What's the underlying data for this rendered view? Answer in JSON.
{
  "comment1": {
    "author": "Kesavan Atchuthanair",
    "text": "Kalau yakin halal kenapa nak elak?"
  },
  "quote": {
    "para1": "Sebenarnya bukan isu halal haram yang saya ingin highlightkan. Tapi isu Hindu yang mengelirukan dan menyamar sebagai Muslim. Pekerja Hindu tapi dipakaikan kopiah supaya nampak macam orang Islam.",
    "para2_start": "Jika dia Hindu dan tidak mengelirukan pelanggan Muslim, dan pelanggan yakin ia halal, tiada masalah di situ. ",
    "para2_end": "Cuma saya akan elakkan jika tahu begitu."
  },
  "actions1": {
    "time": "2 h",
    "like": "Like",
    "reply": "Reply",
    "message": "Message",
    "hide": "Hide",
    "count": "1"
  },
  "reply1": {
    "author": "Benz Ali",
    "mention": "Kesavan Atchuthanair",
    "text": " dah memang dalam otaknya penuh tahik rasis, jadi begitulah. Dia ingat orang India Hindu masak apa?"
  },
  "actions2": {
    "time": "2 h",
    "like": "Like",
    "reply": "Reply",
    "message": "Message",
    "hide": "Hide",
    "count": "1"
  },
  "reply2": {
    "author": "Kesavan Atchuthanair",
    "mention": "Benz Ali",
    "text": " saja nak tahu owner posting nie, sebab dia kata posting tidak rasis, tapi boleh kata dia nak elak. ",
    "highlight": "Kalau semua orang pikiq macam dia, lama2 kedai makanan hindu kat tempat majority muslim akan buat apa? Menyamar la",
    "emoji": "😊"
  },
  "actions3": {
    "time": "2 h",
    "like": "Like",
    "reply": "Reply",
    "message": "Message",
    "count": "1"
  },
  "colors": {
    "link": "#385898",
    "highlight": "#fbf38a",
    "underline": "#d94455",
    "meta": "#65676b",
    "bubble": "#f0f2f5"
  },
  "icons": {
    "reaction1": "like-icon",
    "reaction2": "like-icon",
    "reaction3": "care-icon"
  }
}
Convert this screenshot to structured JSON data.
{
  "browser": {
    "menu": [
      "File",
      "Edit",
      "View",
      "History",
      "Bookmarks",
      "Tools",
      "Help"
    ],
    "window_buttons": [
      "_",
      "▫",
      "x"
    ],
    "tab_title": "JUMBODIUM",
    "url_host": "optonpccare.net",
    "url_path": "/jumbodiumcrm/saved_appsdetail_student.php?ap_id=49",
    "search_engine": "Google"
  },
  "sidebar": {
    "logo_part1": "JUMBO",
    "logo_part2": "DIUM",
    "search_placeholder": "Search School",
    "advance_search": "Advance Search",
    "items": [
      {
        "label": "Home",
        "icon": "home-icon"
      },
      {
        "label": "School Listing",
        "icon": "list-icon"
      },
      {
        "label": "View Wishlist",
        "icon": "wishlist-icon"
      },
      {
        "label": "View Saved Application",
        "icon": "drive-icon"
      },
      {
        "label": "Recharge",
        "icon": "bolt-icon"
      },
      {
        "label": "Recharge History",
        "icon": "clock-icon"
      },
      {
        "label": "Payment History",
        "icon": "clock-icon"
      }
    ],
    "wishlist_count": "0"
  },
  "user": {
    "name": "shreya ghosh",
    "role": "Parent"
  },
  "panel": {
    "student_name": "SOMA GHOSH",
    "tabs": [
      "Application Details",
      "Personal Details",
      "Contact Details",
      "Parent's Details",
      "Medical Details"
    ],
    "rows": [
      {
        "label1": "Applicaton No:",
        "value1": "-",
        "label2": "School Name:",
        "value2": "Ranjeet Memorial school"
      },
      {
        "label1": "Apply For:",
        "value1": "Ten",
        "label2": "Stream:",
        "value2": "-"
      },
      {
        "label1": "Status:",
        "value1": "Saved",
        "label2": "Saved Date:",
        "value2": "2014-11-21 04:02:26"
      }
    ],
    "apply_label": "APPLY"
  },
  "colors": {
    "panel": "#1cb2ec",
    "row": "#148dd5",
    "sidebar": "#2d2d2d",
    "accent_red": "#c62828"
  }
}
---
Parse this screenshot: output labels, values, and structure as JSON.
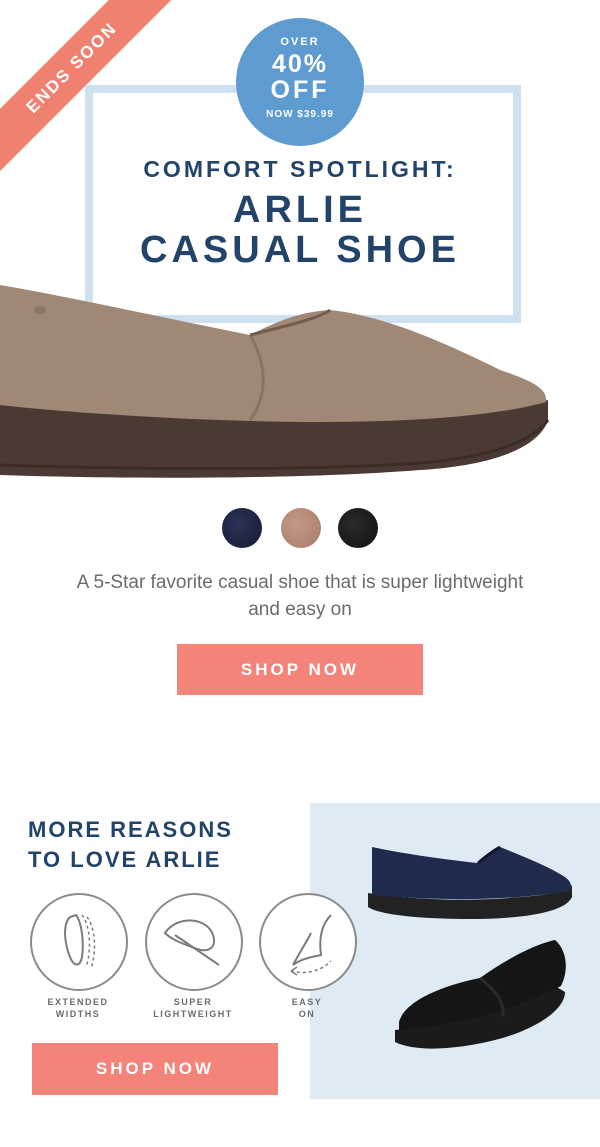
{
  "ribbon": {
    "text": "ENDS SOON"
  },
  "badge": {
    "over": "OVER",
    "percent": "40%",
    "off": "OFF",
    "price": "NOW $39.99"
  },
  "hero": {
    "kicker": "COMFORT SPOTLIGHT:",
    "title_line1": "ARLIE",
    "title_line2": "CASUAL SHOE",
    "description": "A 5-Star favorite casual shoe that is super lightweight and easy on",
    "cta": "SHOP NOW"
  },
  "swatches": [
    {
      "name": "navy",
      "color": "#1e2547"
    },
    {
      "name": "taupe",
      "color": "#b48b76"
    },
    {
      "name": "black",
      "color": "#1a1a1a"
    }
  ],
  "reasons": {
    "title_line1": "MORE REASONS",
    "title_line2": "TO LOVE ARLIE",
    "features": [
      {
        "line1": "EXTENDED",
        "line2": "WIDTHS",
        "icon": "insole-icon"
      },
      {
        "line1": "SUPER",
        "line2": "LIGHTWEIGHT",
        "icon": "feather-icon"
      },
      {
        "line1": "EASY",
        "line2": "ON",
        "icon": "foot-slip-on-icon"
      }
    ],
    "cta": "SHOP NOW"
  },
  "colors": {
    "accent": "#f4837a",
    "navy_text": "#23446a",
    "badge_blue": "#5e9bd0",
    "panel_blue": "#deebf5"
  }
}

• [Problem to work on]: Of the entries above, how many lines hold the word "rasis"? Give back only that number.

• [Task response]: 2